___ DATA TO USE
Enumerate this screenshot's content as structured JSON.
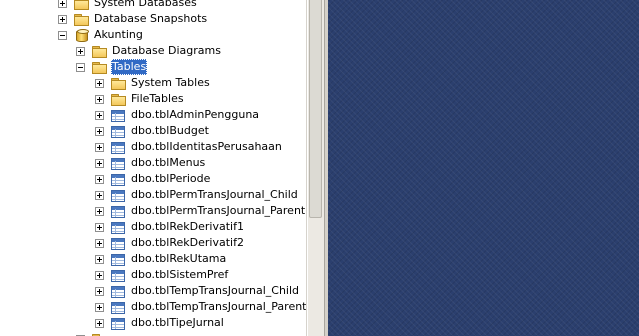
{
  "tree": {
    "system_databases": "System Databases",
    "database_snapshots": "Database Snapshots",
    "database": "Akunting",
    "database_diagrams": "Database Diagrams",
    "tables": "Tables",
    "system_tables": "System Tables",
    "file_tables": "FileTables",
    "table_items": [
      "dbo.tblAdminPengguna",
      "dbo.tblBudget",
      "dbo.tblIdentitasPerusahaan",
      "dbo.tblMenus",
      "dbo.tblPeriode",
      "dbo.tblPermTransJournal_Child",
      "dbo.tblPermTransJournal_Parent",
      "dbo.tblRekDerivatif1",
      "dbo.tblRekDerivatif2",
      "dbo.tblRekUtama",
      "dbo.tblSistemPref",
      "dbo.tblTempTransJournal_Child",
      "dbo.tblTempTransJournal_Parent",
      "dbo.tblTipeJurnal"
    ]
  },
  "colors": {
    "selection": "#316ac5",
    "workspace": "#2b3f6e"
  }
}
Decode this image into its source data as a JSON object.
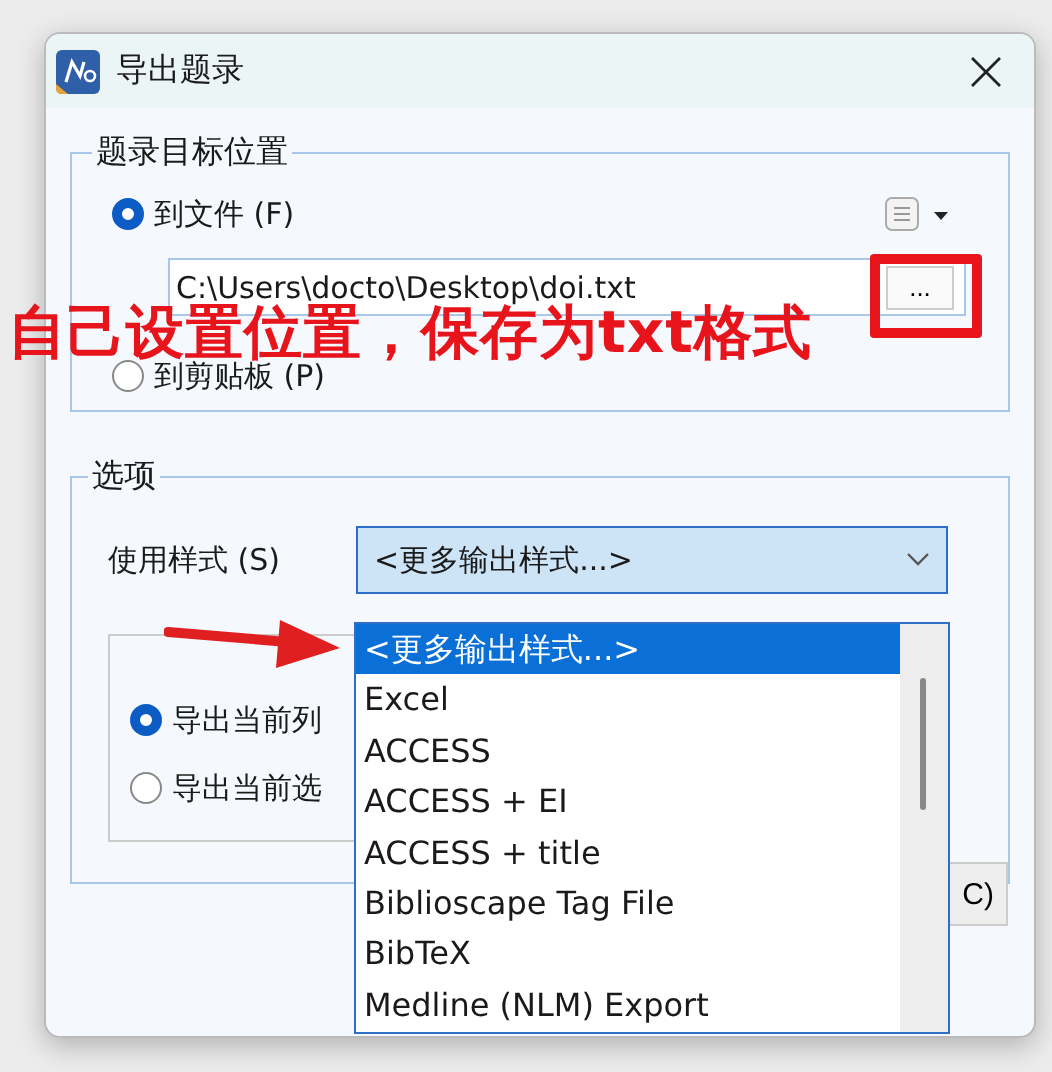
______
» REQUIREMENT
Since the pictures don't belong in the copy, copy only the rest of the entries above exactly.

» TASK RESULT
Enumerate this screenshot's content as structured JSON.
{
  "tree": {
    "system_databases": "System Databases",
    "database_snapshots": "Database Snapshots",
    "database": "Akunting",
    "database_diagrams": "Database Diagrams",
    "tables": "Tables",
    "system_tables": "System Tables",
    "file_tables": "FileTables",
    "table_items": [
      "dbo.tblAdminPengguna",
      "dbo.tblBudget",
      "dbo.tblIdentitasPerusahaan",
      "dbo.tblMenus",
      "dbo.tblPeriode",
      "dbo.tblPermTransJournal_Child",
      "dbo.tblPermTransJournal_Parent",
      "dbo.tblRekDerivatif1",
      "dbo.tblRekDerivatif2",
      "dbo.tblRekUtama",
      "dbo.tblSistemPref",
      "dbo.tblTempTransJournal_Child",
      "dbo.tblTempTransJournal_Parent",
      "dbo.tblTipeJurnal"
    ]
  },
  "colors": {
    "selection": "#316ac5",
    "workspace": "#2b3f6e"
  }
}
Decode this image into its source data as a JSON object.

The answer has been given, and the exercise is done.